■ **Task to complete**:
Where a line holds the word "content", copy it from the records.

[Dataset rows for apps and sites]
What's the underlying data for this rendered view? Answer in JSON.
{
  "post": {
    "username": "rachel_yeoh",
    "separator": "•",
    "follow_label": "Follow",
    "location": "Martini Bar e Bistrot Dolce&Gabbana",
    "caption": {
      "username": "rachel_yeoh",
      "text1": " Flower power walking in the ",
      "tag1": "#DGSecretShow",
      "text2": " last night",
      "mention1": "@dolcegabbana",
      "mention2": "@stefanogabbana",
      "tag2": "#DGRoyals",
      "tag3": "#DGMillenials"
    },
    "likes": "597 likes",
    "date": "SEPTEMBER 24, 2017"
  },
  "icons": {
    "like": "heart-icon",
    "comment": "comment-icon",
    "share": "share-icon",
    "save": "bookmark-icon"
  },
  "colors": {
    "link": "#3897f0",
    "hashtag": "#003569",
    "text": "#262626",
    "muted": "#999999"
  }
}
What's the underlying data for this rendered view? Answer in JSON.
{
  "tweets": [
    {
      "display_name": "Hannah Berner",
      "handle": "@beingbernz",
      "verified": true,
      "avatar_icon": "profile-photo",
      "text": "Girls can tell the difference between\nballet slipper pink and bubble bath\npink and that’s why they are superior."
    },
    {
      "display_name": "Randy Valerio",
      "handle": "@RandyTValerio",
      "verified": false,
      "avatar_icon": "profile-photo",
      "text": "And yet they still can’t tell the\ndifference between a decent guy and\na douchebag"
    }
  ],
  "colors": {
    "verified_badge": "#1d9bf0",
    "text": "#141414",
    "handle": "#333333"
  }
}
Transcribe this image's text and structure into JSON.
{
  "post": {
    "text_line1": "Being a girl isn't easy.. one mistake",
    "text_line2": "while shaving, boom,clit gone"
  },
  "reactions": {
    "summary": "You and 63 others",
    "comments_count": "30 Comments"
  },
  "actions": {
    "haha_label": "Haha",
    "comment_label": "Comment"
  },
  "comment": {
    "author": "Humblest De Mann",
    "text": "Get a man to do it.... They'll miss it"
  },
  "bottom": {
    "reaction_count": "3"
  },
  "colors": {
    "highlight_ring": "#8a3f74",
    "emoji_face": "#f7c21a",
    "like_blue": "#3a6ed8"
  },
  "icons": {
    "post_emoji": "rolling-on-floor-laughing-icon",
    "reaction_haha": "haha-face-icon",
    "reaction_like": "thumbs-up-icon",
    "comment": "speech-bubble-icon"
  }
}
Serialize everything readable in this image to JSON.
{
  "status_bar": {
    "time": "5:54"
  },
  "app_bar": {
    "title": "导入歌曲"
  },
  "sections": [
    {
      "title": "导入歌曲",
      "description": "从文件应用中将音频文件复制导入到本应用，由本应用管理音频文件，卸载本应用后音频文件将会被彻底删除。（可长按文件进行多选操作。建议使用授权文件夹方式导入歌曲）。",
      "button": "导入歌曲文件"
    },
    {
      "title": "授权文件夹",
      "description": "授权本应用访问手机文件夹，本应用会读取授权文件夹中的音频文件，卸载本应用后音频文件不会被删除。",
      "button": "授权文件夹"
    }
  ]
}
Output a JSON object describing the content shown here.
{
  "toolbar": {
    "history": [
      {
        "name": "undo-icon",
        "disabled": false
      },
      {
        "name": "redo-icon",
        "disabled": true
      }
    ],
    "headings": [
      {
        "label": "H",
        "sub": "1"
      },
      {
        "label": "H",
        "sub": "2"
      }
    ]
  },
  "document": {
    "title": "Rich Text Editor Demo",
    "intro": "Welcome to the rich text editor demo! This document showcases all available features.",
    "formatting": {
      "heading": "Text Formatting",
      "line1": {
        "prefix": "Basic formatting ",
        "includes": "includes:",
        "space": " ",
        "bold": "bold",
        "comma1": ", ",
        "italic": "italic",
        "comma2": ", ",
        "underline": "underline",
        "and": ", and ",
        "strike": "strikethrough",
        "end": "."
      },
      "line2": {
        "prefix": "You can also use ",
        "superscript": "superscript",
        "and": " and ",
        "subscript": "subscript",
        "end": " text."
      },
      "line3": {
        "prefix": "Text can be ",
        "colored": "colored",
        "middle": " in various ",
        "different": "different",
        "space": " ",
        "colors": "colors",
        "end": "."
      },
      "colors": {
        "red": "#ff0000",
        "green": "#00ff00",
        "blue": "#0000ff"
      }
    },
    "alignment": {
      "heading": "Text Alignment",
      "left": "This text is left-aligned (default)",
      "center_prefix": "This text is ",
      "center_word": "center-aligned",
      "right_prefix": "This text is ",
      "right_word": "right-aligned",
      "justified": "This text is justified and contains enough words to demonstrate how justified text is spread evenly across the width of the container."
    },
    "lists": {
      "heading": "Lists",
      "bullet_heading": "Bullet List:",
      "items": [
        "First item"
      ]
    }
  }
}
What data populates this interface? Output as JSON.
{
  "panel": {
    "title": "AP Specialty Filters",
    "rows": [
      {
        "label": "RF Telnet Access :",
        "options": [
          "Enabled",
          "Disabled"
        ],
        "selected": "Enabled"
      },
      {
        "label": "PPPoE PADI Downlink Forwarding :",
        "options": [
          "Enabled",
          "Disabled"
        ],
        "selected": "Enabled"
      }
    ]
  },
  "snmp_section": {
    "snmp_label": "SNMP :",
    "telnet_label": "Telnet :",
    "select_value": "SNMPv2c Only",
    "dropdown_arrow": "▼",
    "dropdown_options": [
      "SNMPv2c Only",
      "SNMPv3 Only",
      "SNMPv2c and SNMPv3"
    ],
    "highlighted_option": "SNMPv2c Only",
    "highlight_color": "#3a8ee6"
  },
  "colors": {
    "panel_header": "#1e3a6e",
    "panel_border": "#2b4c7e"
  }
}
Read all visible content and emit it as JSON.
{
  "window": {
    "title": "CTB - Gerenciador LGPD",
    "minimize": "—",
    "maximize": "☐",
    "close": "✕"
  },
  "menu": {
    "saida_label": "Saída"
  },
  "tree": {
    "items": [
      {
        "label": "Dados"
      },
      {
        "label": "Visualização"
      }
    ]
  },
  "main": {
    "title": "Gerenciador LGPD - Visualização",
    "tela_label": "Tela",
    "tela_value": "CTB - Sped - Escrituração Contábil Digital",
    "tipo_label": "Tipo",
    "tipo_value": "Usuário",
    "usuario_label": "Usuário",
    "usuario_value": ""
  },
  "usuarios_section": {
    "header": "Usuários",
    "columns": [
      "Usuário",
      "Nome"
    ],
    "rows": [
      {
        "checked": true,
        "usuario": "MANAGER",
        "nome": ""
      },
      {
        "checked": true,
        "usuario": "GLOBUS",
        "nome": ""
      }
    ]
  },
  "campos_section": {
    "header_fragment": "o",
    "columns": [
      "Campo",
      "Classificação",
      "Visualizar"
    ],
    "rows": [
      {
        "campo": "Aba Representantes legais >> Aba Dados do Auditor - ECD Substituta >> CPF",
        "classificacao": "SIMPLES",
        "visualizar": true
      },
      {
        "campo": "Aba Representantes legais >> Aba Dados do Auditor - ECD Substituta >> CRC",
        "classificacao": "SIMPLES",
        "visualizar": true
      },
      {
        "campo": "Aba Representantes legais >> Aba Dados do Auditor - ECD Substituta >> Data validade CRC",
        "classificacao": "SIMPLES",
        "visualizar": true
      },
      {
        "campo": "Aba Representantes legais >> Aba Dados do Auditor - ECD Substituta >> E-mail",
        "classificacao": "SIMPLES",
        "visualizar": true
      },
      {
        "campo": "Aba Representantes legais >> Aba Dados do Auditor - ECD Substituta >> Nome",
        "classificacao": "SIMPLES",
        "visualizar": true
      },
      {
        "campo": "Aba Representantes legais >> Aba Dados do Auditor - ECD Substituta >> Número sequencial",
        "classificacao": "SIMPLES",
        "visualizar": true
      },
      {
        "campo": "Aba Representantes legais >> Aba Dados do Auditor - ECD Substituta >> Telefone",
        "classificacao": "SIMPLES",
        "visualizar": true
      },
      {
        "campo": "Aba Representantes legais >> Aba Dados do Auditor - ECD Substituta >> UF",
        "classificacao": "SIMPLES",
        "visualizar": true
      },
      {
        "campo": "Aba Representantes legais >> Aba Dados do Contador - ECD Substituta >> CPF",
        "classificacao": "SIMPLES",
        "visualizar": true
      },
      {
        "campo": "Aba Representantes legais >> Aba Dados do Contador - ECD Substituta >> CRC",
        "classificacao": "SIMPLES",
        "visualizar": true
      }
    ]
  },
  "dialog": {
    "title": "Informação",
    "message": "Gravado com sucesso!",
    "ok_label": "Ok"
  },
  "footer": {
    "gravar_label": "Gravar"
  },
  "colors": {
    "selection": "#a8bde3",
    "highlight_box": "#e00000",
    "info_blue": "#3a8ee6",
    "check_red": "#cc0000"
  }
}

■ **Response box**:
Output a JSON object describing the content shown here.
Read all visible content and emit it as JSON.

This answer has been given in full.